§ Exercise objective:
Please restate the entries below word for word, leaving out any pictures.

§ Source data:
%%

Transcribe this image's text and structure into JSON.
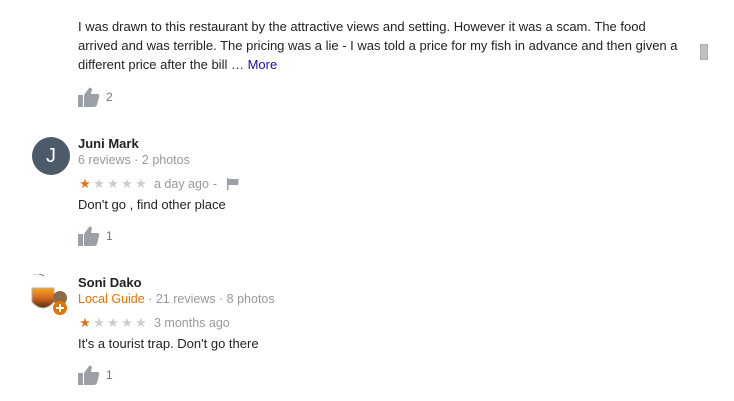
{
  "reviews": [
    {
      "text": "I was drawn to this restaurant by the attractive views and setting. However it was a scam. The food arrived and was terrible. The pricing was a lie - I was told a price for my fish in advance and then given a different price after the bill",
      "ellipsis": "…",
      "more_label": "More",
      "likes": "2"
    },
    {
      "avatar_letter": "J",
      "name": "Juni Mark",
      "meta": "6 reviews · 2 photos",
      "rating": 1,
      "time": "a day ago",
      "separator": "-",
      "text": "Don't go , find other place",
      "likes": "1"
    },
    {
      "name": "Soni Dako",
      "local_guide": "Local Guide",
      "meta": " · 21 reviews · 8 photos",
      "rating": 1,
      "time": "3 months ago",
      "text": "It's a tourist trap. Don't go there",
      "likes": "1"
    }
  ],
  "colors": {
    "star_filled": "#e7711b",
    "star_empty": "#cccccc",
    "local_guide": "#e37400",
    "more_link": "#1a0dab",
    "avatar_bg": "#4b5b6a"
  },
  "icons": [
    "thumbs-up-icon",
    "flag-icon",
    "star-icon",
    "local-guide-badge-icon"
  ]
}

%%

§ Solution for this task:
Transcribe this image's text and structure into JSON.
{
  "reviews": [
    {
      "text": "I was drawn to this restaurant by the attractive views and setting. However it was a scam. The food arrived and was terrible. The pricing was a lie - I was told a price for my fish in advance and then given a different price after the bill",
      "ellipsis": "…",
      "more_label": "More",
      "likes": "2"
    },
    {
      "avatar_letter": "J",
      "name": "Juni Mark",
      "meta": "6 reviews · 2 photos",
      "rating": 1,
      "time": "a day ago",
      "separator": "-",
      "text": "Don't go , find other place",
      "likes": "1"
    },
    {
      "name": "Soni Dako",
      "local_guide": "Local Guide",
      "meta": " · 21 reviews · 8 photos",
      "rating": 1,
      "time": "3 months ago",
      "text": "It's a tourist trap. Don't go there",
      "likes": "1"
    }
  ],
  "colors": {
    "star_filled": "#e7711b",
    "star_empty": "#cccccc",
    "local_guide": "#e37400",
    "more_link": "#1a0dab",
    "avatar_bg": "#4b5b6a"
  },
  "icons": [
    "thumbs-up-icon",
    "flag-icon",
    "star-icon",
    "local-guide-badge-icon"
  ]
}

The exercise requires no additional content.